So this thing called NieR: Automata finally breaks the rut of ball-aching tedium ‘big’ (yeah, ‘triple A’ if you like) games have fallen into since 2017 kicked off. It’s different, it’s surprising, and, so far, it’s been an uninterrupted blast of fun. It’s a Platinum Games game. But is it really?
The Open World
I am sick of open world. I won’t even bother with adjectives to ‘sick’, of any colour or shape. It’s just not worth it.
An open world RPG didn’t sit right with Platinum, I thought, from the very the get-go. Seeing how this Ubisoft-pioneered icon-hunt grind became synonym to ‘better’ in all video game marketing material, I could not even begin to imagine how would a Platinum game benefit from it. Any Platinum game indeed.
But whilst I yawned to no end over every single bit of Mass Effect: Andromeda ad campaign (I am a massive Mass Effect fan, by the way), the idea of Platinum-sharpened combat and controls in whatever kind of world still hovered at the back of my mind. “Please don’t fuck it up!” They didn’t.
For one, the open area in NieR: Automata isn’t all that big. That’s a good thing. Size never did, doesn’t, and, unless we’re talking about the fucking Matrix here, won’t ever matter. Secondly, there’s too little of ‘busywork’ – idiotic fetch-or-collect-quests and such. And thirdly, the game carries a combat system engineered by Platinum. You know that means you’ll happily kick the same respawned foe’s sorry arse, no matter how many times over.
The Console-First Business
Well, this is always a huge worry. So why is it here, anywhere near NieR?
Let’s be honest, Platinum, as highly as I think of them, aren’t exactly dedicated to the PC. Whilst their ports of late haven’t been a broken mess (hello, Dishonored 2!), they haven’t been anything for the PC master race to masturbate over (hello, GTA V!). I didn’t have any particular problems with them myself, but many people did. In my mind, Platinum’s PC ports’ QA verdict has always been ‘passable’. This had me reaching for the panic button when delay between PS4 and PC launch has been announced.

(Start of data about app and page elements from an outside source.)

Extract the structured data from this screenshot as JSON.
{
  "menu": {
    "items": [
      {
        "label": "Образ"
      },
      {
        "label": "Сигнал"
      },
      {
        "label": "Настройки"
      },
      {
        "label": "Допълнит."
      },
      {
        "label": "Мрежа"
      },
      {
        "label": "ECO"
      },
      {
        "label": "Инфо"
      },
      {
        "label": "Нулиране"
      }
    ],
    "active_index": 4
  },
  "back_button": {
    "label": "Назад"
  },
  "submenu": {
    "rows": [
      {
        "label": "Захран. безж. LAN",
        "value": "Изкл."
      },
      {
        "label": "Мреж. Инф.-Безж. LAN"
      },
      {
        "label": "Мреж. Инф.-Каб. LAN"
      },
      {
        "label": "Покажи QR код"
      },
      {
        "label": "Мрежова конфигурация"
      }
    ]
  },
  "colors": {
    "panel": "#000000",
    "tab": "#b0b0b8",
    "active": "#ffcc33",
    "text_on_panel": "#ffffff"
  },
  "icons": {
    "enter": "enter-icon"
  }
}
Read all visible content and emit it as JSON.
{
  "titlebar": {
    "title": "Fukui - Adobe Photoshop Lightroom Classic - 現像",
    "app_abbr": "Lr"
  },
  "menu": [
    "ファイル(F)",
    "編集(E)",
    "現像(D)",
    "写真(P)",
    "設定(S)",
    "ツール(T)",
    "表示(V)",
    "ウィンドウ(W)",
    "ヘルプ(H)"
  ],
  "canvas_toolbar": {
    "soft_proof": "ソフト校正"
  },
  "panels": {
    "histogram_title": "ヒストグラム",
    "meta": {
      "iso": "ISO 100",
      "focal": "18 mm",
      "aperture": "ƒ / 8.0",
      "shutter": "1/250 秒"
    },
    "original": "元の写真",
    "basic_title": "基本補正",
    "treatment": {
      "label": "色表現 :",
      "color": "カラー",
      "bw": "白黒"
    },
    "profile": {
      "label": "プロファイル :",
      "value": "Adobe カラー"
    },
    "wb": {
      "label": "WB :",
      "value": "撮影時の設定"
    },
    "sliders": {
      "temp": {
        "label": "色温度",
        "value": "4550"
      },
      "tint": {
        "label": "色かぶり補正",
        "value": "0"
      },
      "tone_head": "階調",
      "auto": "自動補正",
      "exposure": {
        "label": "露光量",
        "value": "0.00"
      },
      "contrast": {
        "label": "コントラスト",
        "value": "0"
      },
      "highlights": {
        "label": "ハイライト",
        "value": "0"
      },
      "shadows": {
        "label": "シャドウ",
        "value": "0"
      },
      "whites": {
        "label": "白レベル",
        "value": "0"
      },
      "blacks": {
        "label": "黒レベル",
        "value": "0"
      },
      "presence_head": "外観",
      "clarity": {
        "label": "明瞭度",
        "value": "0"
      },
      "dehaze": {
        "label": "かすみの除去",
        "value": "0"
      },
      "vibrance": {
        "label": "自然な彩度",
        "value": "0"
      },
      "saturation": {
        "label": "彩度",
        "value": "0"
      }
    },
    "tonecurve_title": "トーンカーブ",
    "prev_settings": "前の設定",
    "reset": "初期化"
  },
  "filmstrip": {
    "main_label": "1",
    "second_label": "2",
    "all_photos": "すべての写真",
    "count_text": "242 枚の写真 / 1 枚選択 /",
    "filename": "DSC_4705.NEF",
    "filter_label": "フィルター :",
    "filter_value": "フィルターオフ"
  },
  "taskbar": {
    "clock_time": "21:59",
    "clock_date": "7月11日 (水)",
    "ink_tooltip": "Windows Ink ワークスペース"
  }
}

And sure enough, the port isn’t stellar. It works fine for me, but not without a major annoyance of the Windows mouse cursor hovering over the “fake fullscreen” mode until I move it out of the way, or the eye bleed I get from the 30 fps cutscenes.
That’s of course before one dives into various reports of issues so severe as to have required a third-party mod to patch them out of the game’s skull. To be perfectly honest though, I’m just glad the port exists and it’s certainly better than some games claimed to have been “developed on / for PC”. Now, Platinum, do the right thing and port Vanquish. Here’s my money, take as much as you want.
The WTF Lore
Since the original NieR never saw a PC release, I had glanced upon some lore write-ups before firing up Automata. Bad move. Much like with Final Fantasy or Metal Gear, the Japanese have again taken the lore to somewhere between over-elaborate to plainly ridiculous.
Whether lore in video games actually matters is for a lengthy discussion. It very well may do in Metal Gear where one, uneducated, swings dangerously close by having got literally zero clue what the hell just happened. On the other hand, being familiar with the meta backstories of Elite: Dangerous admittedly enriches one’s experience. Albeit it usually does so just because there’s often little else to actually fucking do in that game.
Rest assured that NieR: Automata asks its own questions and provides its own answers – forget about the convoluted, confusing stuff that’ll make your think-tank go all WTFWTFWTFWTF. I’d go as far as to objectively state (I never do that) that Automata‘s story will please both the newbies and the die-hards.
And there you have it. Yours truly whining in far-fetched assumptions and prejudice. The question is, did it turn out to be any good after all that? I guess we’ll find out, won’t we.